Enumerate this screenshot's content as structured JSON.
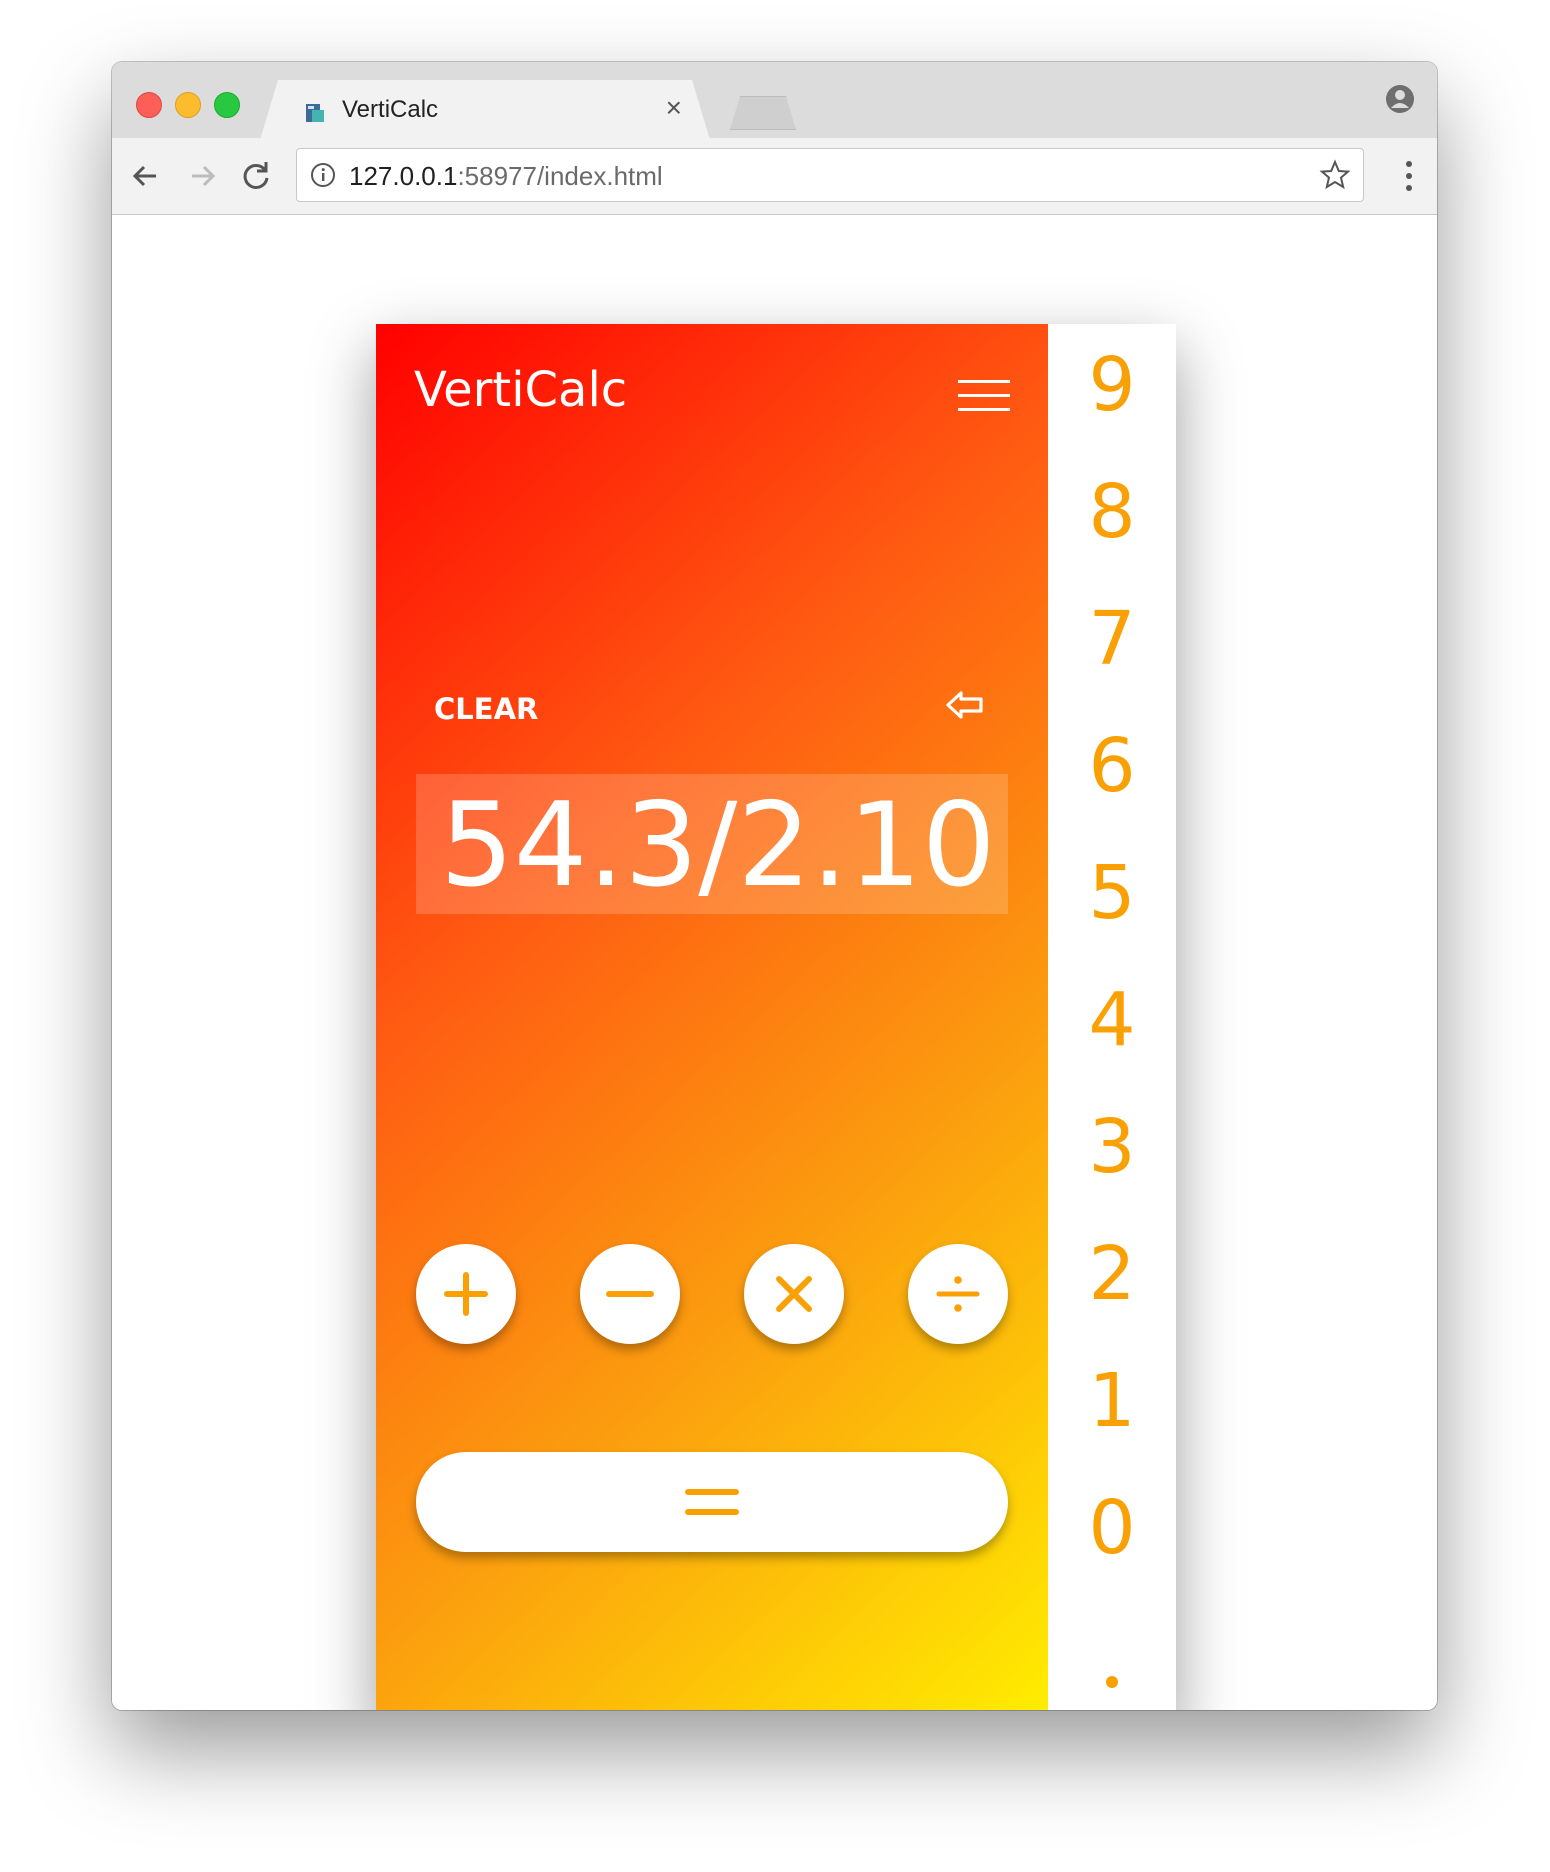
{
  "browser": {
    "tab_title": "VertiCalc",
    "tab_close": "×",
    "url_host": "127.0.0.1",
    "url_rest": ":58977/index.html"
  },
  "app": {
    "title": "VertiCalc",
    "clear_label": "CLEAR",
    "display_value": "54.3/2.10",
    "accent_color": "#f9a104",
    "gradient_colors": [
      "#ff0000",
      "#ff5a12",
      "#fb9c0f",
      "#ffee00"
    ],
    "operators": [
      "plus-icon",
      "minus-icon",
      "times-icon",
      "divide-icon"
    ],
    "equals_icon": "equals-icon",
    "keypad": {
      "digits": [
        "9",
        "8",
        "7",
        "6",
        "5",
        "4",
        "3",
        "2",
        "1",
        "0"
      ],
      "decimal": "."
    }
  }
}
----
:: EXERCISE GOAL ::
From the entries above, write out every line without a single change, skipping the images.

:: RESULT FOR THIS EXERCISE ::
Enumerate this screenshot's content as structured JSON.
{
  "browser": {
    "tab_title": "VertiCalc",
    "tab_close": "×",
    "url_host": "127.0.0.1",
    "url_rest": ":58977/index.html"
  },
  "app": {
    "title": "VertiCalc",
    "clear_label": "CLEAR",
    "display_value": "54.3/2.10",
    "accent_color": "#f9a104",
    "gradient_colors": [
      "#ff0000",
      "#ff5a12",
      "#fb9c0f",
      "#ffee00"
    ],
    "operators": [
      "plus-icon",
      "minus-icon",
      "times-icon",
      "divide-icon"
    ],
    "equals_icon": "equals-icon",
    "keypad": {
      "digits": [
        "9",
        "8",
        "7",
        "6",
        "5",
        "4",
        "3",
        "2",
        "1",
        "0"
      ],
      "decimal": "."
    }
  }
}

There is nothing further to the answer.